## Interface dataset entries
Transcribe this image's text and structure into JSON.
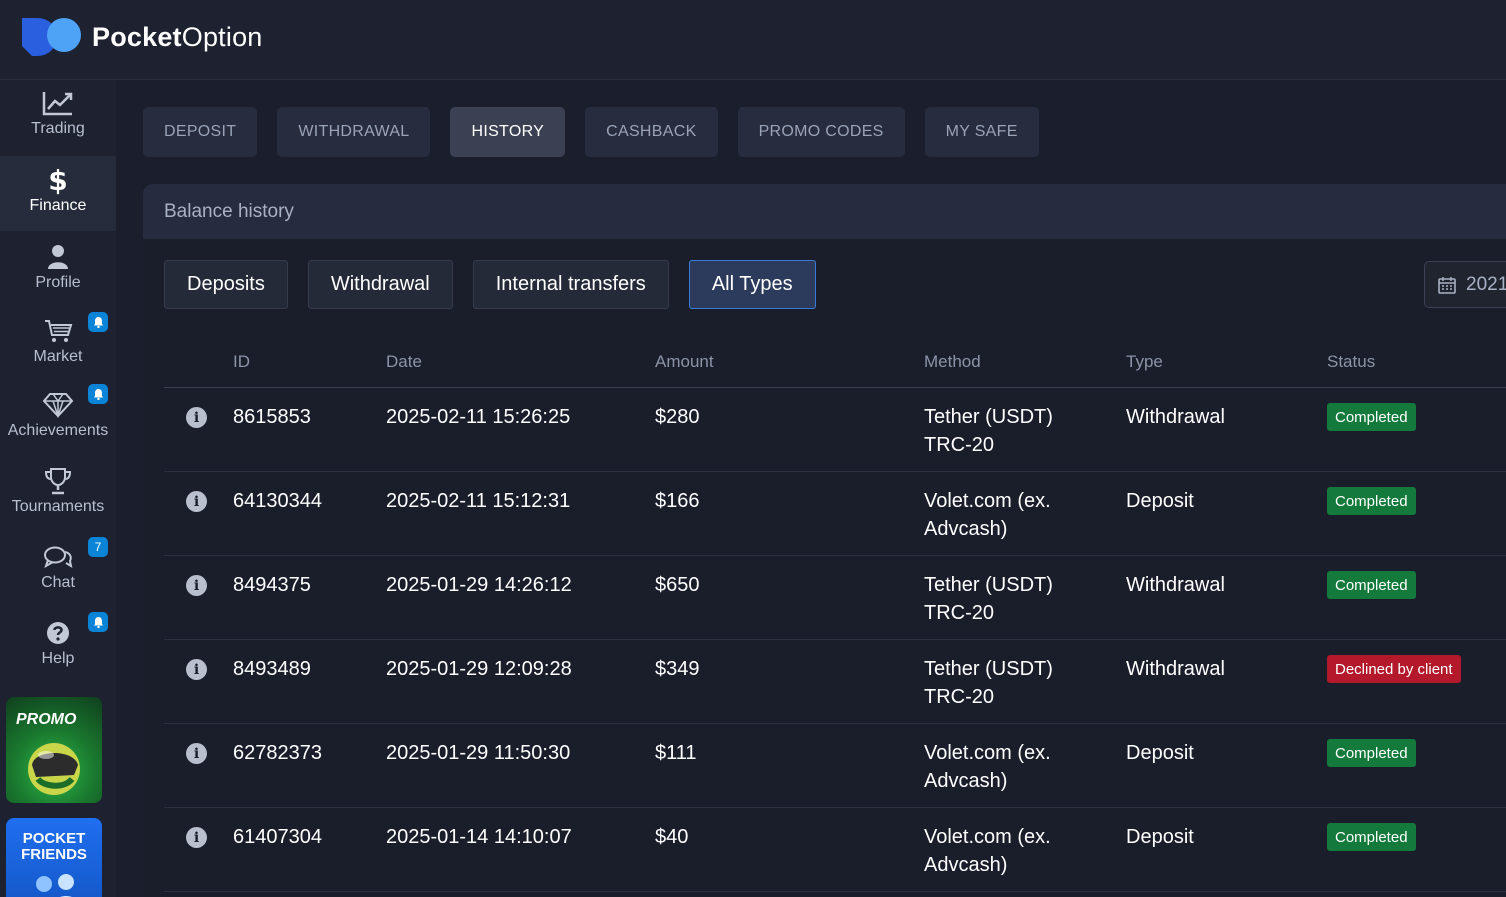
{
  "brand": {
    "name_bold": "Pocket",
    "name_thin": "Option"
  },
  "sidebar": {
    "items": [
      {
        "label": "Trading",
        "icon": "chart-line-icon"
      },
      {
        "label": "Finance",
        "icon": "dollar-icon"
      },
      {
        "label": "Profile",
        "icon": "user-icon"
      },
      {
        "label": "Market",
        "icon": "cart-icon",
        "badge": "bell"
      },
      {
        "label": "Achievements",
        "icon": "diamond-icon",
        "badge": "bell"
      },
      {
        "label": "Tournaments",
        "icon": "trophy-icon"
      },
      {
        "label": "Chat",
        "icon": "chat-icon",
        "badge": "7"
      },
      {
        "label": "Help",
        "icon": "help-icon",
        "badge": "bell"
      }
    ],
    "promo_label": "PROMO",
    "friends_line1": "POCKET",
    "friends_line2": "FRIENDS"
  },
  "tabs": [
    "DEPOSIT",
    "WITHDRAWAL",
    "HISTORY",
    "CASHBACK",
    "PROMO CODES",
    "MY SAFE"
  ],
  "active_tab": "HISTORY",
  "panel": {
    "title": "Balance history"
  },
  "filters": [
    "Deposits",
    "Withdrawal",
    "Internal transfers",
    "All Types"
  ],
  "active_filter": "All Types",
  "date_range": "2021",
  "table": {
    "headers": {
      "id": "ID",
      "date": "Date",
      "amount": "Amount",
      "method": "Method",
      "type": "Type",
      "status": "Status"
    },
    "rows": [
      {
        "id": "8615853",
        "date": "2025-02-11 15:26:25",
        "amount": "$280",
        "method1": "Tether (USDT)",
        "method2": "TRC-20",
        "type": "Withdrawal",
        "status": "Completed",
        "status_kind": "ok"
      },
      {
        "id": "64130344",
        "date": "2025-02-11 15:12:31",
        "amount": "$166",
        "method1": "Volet.com (ex.",
        "method2": "Advcash)",
        "type": "Deposit",
        "status": "Completed",
        "status_kind": "ok"
      },
      {
        "id": "8494375",
        "date": "2025-01-29 14:26:12",
        "amount": "$650",
        "method1": "Tether (USDT)",
        "method2": "TRC-20",
        "type": "Withdrawal",
        "status": "Completed",
        "status_kind": "ok"
      },
      {
        "id": "8493489",
        "date": "2025-01-29 12:09:28",
        "amount": "$349",
        "method1": "Tether (USDT)",
        "method2": "TRC-20",
        "type": "Withdrawal",
        "status": "Declined by client",
        "status_kind": "bad"
      },
      {
        "id": "62782373",
        "date": "2025-01-29 11:50:30",
        "amount": "$111",
        "method1": "Volet.com (ex.",
        "method2": "Advcash)",
        "type": "Deposit",
        "status": "Completed",
        "status_kind": "ok"
      },
      {
        "id": "61407304",
        "date": "2025-01-14 14:10:07",
        "amount": "$40",
        "method1": "Volet.com (ex.",
        "method2": "Advcash)",
        "type": "Deposit",
        "status": "Completed",
        "status_kind": "ok"
      }
    ]
  },
  "colors": {
    "accent": "#0a84d6",
    "completed": "#137a3c",
    "declined": "#b3192a"
  }
}
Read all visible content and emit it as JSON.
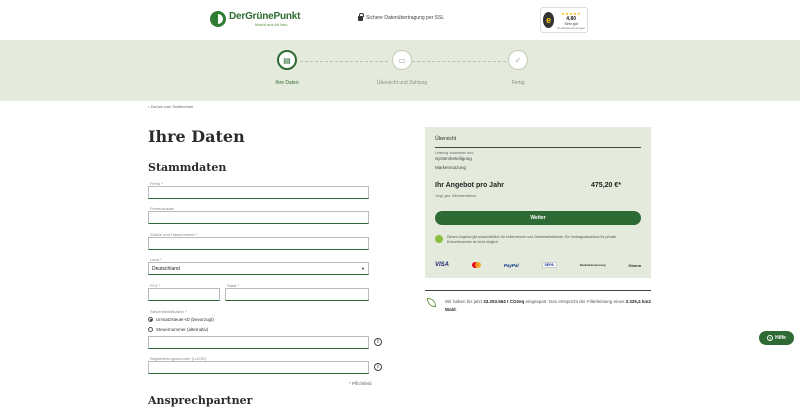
{
  "header": {
    "logo_name": "DerGrünePunkt",
    "logo_tagline": "Macht aus Alt Neu",
    "ssl_text": "Sichere Datenübertragung per SSL",
    "trust": {
      "seal": "e",
      "stars": "★★★★★",
      "score": "4,80",
      "label": "Sehr gut",
      "count": "Kundenbewertungen"
    }
  },
  "steps": [
    {
      "label": "Ihre Daten",
      "icon": "document-icon",
      "glyph": "▤",
      "active": true
    },
    {
      "label": "Übersicht und Zahlung",
      "icon": "card-icon",
      "glyph": "▭",
      "active": false
    },
    {
      "label": "Fertig",
      "icon": "check-icon",
      "glyph": "✓",
      "active": false
    }
  ],
  "main": {
    "back_link": "‹  Zurück zum Tarifrechner",
    "page_title": "Ihre Daten",
    "stammdaten_title": "Stammdaten",
    "ansprechpartner_title": "Ansprechpartner",
    "required_note": "* Pflichtfeld"
  },
  "form": {
    "firma_label": "Firma *",
    "firma_value": "",
    "zusatz_label": "Firmenzusatz",
    "zusatz_value": "",
    "strasse_label": "Straße und Hausnummer *",
    "strasse_value": "",
    "land_label": "Land *",
    "land_value": "Deutschland",
    "plz_label": "PLZ *",
    "plz_value": "",
    "stadt_label": "Stadt *",
    "stadt_value": "",
    "steuer_label": "Steueridentifikation *",
    "radio1": "Umsatzsteuer-ID (bevorzugt)",
    "radio2": "Steuernummer (alternativ)",
    "steuer_value": "",
    "register_label": "Registrierungsnummer (LUCID)",
    "register_value": ""
  },
  "overview": {
    "title": "Übersicht",
    "small_note": "Leistung zusammen aus:",
    "item1": "Systembeteiligung",
    "item2": "Markennutzung",
    "offer_label": "Ihr Angebot pro Jahr",
    "offer_price": "475,20 €*",
    "vat_note": "*zzgl. ges. Mehrwertsteuer",
    "weiter_label": "Weiter",
    "notice": "Dieses Angebot gilt ausschließlich für Unternehmer und Gewerbetreibende. Ein Vertragsabschluss für private Endverbraucher ist nicht möglich.",
    "payments": [
      "VISA",
      "PayPal",
      "SEPA",
      "Banküberweisung",
      "Klarna"
    ]
  },
  "co2": {
    "text_prefix": "Wir haben bis jetzt ",
    "amount": "33.253.564 t CO2eq",
    "text_mid": " eingespart. Das entspricht der Filterleistung eines ",
    "area": "3.325,4 km2 Wald",
    "text_suffix": "."
  },
  "help": {
    "label": "Hilfe"
  },
  "colors": {
    "brand_green": "#2e6b34",
    "band_bg": "#e5ebdc"
  }
}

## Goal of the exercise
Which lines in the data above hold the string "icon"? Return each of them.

## Answer space
        "icon": "chart-line-icon"
        "icon": "dollar-icon"
        "icon": "user-icon"
        "icon": "cart-icon",
        "icon": "diamond-icon",
        "icon": "trophy-icon"
        "icon": "chat-icon",
        "icon": "help-icon",
      "icon": "document-icon",
      "icon": "card-icon",
      "icon": "check-icon",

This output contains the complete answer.